╔══

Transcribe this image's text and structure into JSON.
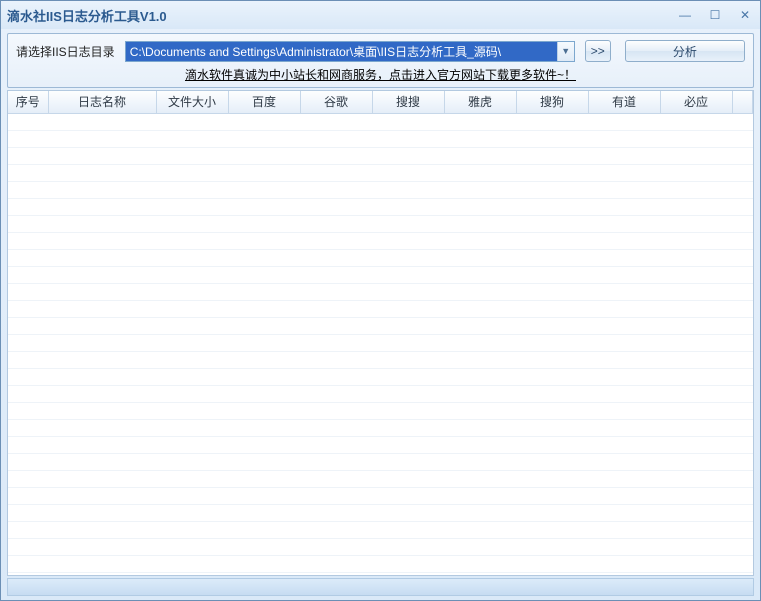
{
  "window": {
    "title": "滴水社IIS日志分析工具V1.0"
  },
  "toolbar": {
    "dir_label": "请选择IIS日志目录",
    "path_value": "C:\\Documents and Settings\\Administrator\\桌面\\IIS日志分析工具_源码\\",
    "browse_label": ">>",
    "analyze_label": "分析",
    "promo_text": "滴水软件真诚为中小站长和网商服务，点击进入官方网站下载更多软件~！"
  },
  "table": {
    "headers": [
      "序号",
      "日志名称",
      "文件大小",
      "百度",
      "谷歌",
      "搜搜",
      "雅虎",
      "搜狗",
      "有道",
      "必应",
      ""
    ],
    "rows": []
  }
}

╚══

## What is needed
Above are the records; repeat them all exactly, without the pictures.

## Final answer
Transcribe this image's text and structure into JSON.
{
  "window": {
    "title": "滴水社IIS日志分析工具V1.0"
  },
  "toolbar": {
    "dir_label": "请选择IIS日志目录",
    "path_value": "C:\\Documents and Settings\\Administrator\\桌面\\IIS日志分析工具_源码\\",
    "browse_label": ">>",
    "analyze_label": "分析",
    "promo_text": "滴水软件真诚为中小站长和网商服务，点击进入官方网站下载更多软件~！"
  },
  "table": {
    "headers": [
      "序号",
      "日志名称",
      "文件大小",
      "百度",
      "谷歌",
      "搜搜",
      "雅虎",
      "搜狗",
      "有道",
      "必应",
      ""
    ],
    "rows": []
  }
}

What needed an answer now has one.